I bought a lemlem before I left on my trip thinking I would wear it as a beach coverup, but one of my friends pointed out that I probably wouldn’t want to wear it to walk through town and down to the beach because it’s completely see-through. I packed it anyway hoping that maybe I could wear it around Estelle’s apartment. Then I got here and showed it to Estelle, who shook her head and said, “Bah, oui! Mais bien sûr que tu peux le porter! This is France!” (By the way, this is how we speak to each other: half French, half English.) So I put on my chic little beach coverup and proceeded to walk by at least a half dozen topless women on the beach, and it became clear that I was sporting the most conservative look on the French Riviera.
Le Premier Jour
Je suis arrivée en France! It was an easy trip. Surprisingly, I was able to sleep on the plane and so thankfully I don’t feel the usual hard slap of jet lag. Estelle picked me up from the airport and we were so happy to see each other that we started jumping up and down, clapping (I’m realizing more and more that I clap when I’m happy; sometimes awareness makes your life more uncomfortable because you’re now cognizant of that fact that you’re standing in the middle of an airport, jumping up and down, clapping). But I didn’t care; we were both smiling from ear to ear! I will have to tell you more about Estelle and our friendship, but for now know that she is probably one of the few people on this earth who truly gets me. We are cut from the very same (French) cloth.
La Vie en Rosé

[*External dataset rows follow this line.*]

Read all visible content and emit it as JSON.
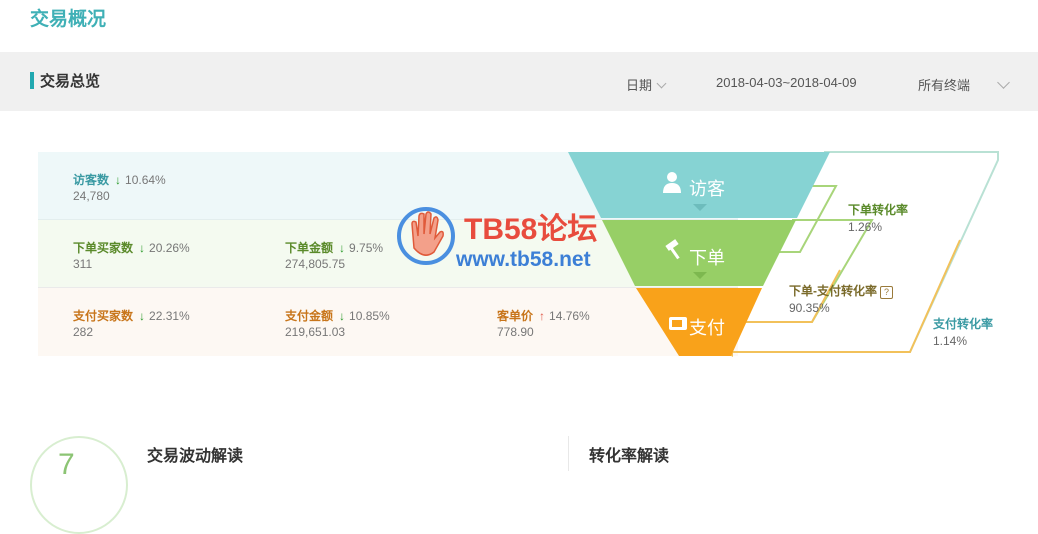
{
  "page_title": "交易概况",
  "toolbar": {
    "section_title": "交易总览",
    "date_label": "日期",
    "date_range": "2018-04-03~2018-04-09",
    "terminal_label": "所有终端"
  },
  "metrics": {
    "visitor": {
      "label": "访客数",
      "change": "10.64%",
      "value": "24,780",
      "trend": "down"
    },
    "order_buyers": {
      "label": "下单买家数",
      "change": "20.26%",
      "value": "311",
      "trend": "down"
    },
    "order_amount": {
      "label": "下单金额",
      "change": "9.75%",
      "value": "274,805.75",
      "trend": "down"
    },
    "pay_buyers": {
      "label": "支付买家数",
      "change": "22.31%",
      "value": "282",
      "trend": "down"
    },
    "pay_amount": {
      "label": "支付金额",
      "change": "10.85%",
      "value": "219,651.03",
      "trend": "down"
    },
    "unit_price": {
      "label": "客单价",
      "change": "14.76%",
      "value": "778.90",
      "trend": "up"
    }
  },
  "funnel": {
    "visitor": "访客",
    "order": "下单",
    "pay": "支付",
    "colors": {
      "visitor": "#86d3d3",
      "order": "#97cf66",
      "pay": "#f9a21a"
    }
  },
  "rates": {
    "order_rate": {
      "label": "下单转化率",
      "value": "1.26%"
    },
    "order_pay_rate": {
      "label": "下单-支付转化率",
      "value": "90.35%"
    },
    "pay_rate": {
      "label": "支付转化率",
      "value": "1.14%"
    }
  },
  "watermark": {
    "title": "TB58论坛",
    "url": "www.tb58.net"
  },
  "bottom": {
    "fluctuation_title": "交易波动解读",
    "conversion_title": "转化率解读",
    "score": "7"
  }
}
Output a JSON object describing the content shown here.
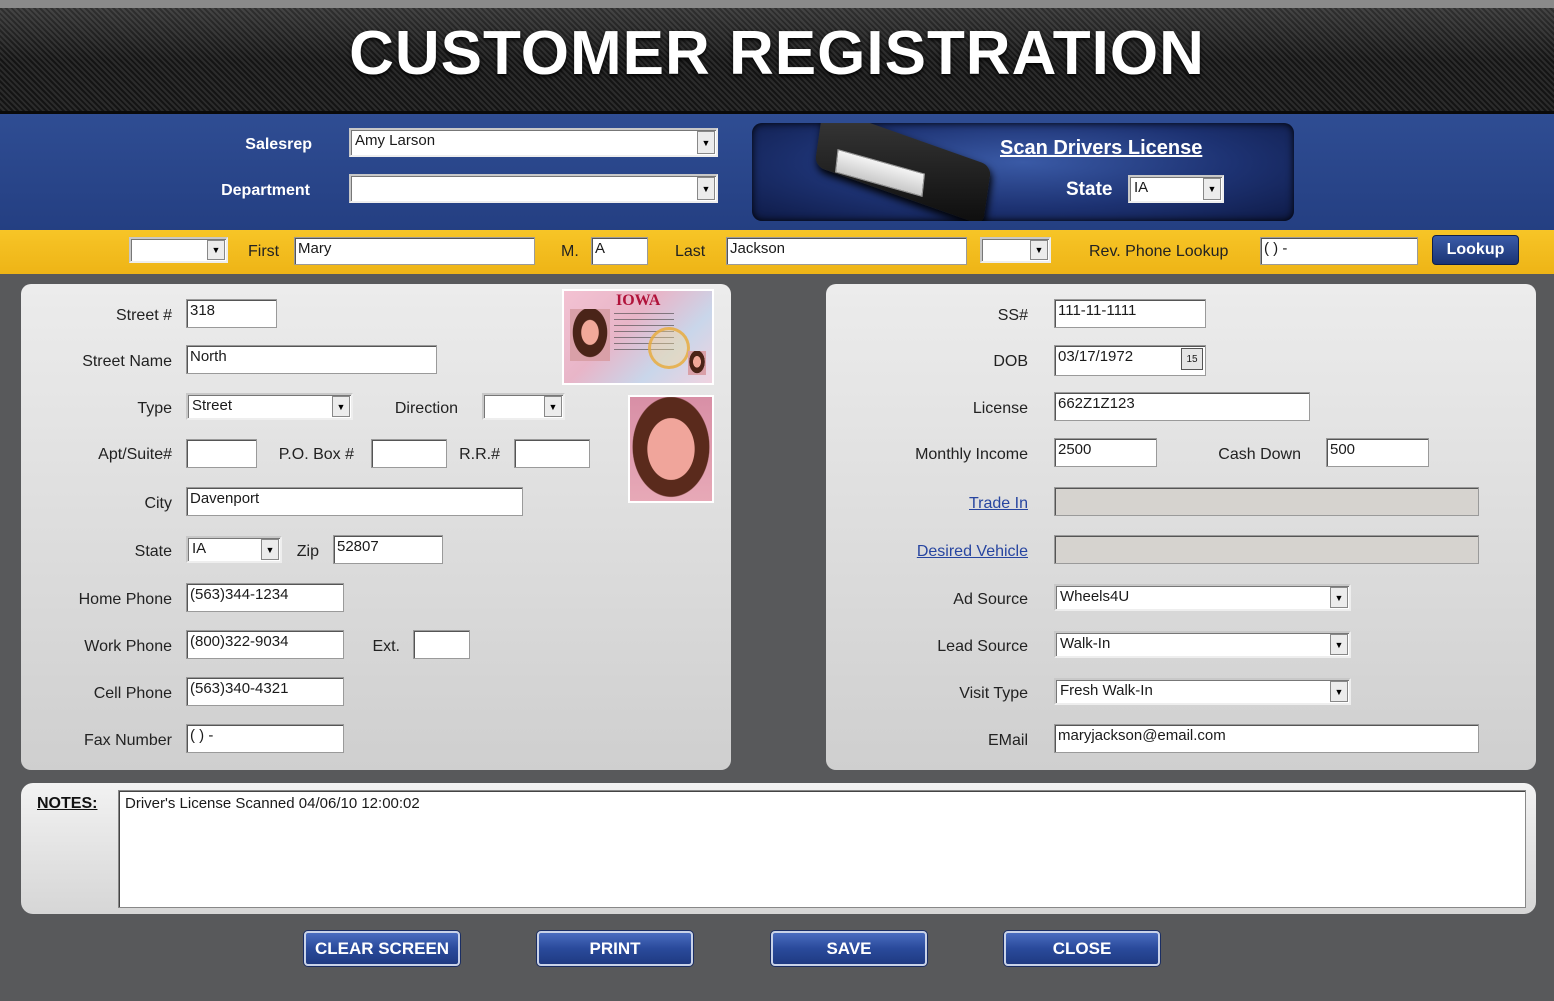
{
  "header": {
    "title": "CUSTOMER REGISTRATION"
  },
  "top": {
    "salesrep_label": "Salesrep",
    "salesrep_value": "Amy Larson",
    "department_label": "Department",
    "department_value": "",
    "scan_link": "Scan Drivers License",
    "scan_state_label": "State",
    "scan_state_value": "IA"
  },
  "name_bar": {
    "prefix_value": "",
    "first_label": "First",
    "first_value": "Mary",
    "middle_label": "M.",
    "middle_value": "A",
    "last_label": "Last",
    "last_value": "Jackson",
    "suffix_value": "",
    "rev_phone_label": "Rev. Phone Lookup",
    "rev_phone_value": "(   )   -",
    "lookup_button": "Lookup"
  },
  "address": {
    "street_num_label": "Street #",
    "street_num_value": "318",
    "street_name_label": "Street Name",
    "street_name_value": "North",
    "type_label": "Type",
    "type_value": "Street",
    "direction_label": "Direction",
    "direction_value": "",
    "apt_label": "Apt/Suite#",
    "apt_value": "",
    "pobox_label": "P.O. Box #",
    "pobox_value": "",
    "rr_label": "R.R.#",
    "rr_value": "",
    "city_label": "City",
    "city_value": "Davenport",
    "state_label": "State",
    "state_value": "IA",
    "zip_label": "Zip",
    "zip_value": "52807",
    "home_phone_label": "Home Phone",
    "home_phone_value": "(563)344-1234",
    "work_phone_label": "Work Phone",
    "work_phone_value": "(800)322-9034",
    "ext_label": "Ext.",
    "ext_value": "",
    "cell_phone_label": "Cell Phone",
    "cell_phone_value": "(563)340-4321",
    "fax_label": "Fax Number",
    "fax_value": "(   )   -",
    "license_card_state": "IOWA"
  },
  "details": {
    "ss_label": "SS#",
    "ss_value": "111-11-1111",
    "dob_label": "DOB",
    "dob_value": "03/17/1972",
    "calendar_glyph": "15",
    "license_label": "License",
    "license_value": "662Z1Z123",
    "income_label": "Monthly Income",
    "income_value": "2500",
    "cash_down_label": "Cash Down",
    "cash_down_value": "500",
    "trade_in_label": "Trade In",
    "trade_in_value": "",
    "desired_vehicle_label": "Desired Vehicle",
    "desired_vehicle_value": "",
    "ad_source_label": "Ad Source",
    "ad_source_value": "Wheels4U",
    "lead_source_label": "Lead Source",
    "lead_source_value": "Walk-In",
    "visit_type_label": "Visit Type",
    "visit_type_value": "Fresh Walk-In",
    "email_label": "EMail",
    "email_value": "maryjackson@email.com"
  },
  "notes": {
    "label": "NOTES:",
    "value": "Driver's License Scanned 04/06/10  12:00:02"
  },
  "buttons": {
    "clear": "CLEAR SCREEN",
    "print": "PRINT",
    "save": "SAVE",
    "close": "CLOSE"
  },
  "colors": {
    "blue_band": "#2a4589",
    "yellow_band": "#f2bc1e",
    "panel": "#dedede",
    "button_blue": "#2a4a9b"
  }
}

Today’s the day I leave for what I can only describe as the trip of a lifetime. I’m headed to France for three weeks of vacation. You heard me. Three whole weeks (I know)! I’ve been fantasizing about this trip for a long time. I’m spending the first two weeks in the south of France with one of my best friends, Estelle. We’ll be staying in a little town called Golfe-Juan (between Nice and Cannes) at what was once her grandmother’s apartment—the place she’s been visiting every summer since she was a child. We have no plans other than to sit on the beach and drink rosé. Don’t hate me, although if I were reading this, I’d probably hate me (to hell with Sutra 1.33—cultivating an attitude of friendliness towards the happy can be such a tough practice). I then fly to Paris for the last week of my trip where I’ll be taking some cooking classes and meeting up with Billy for a romantic rendez-vous in our favorite city.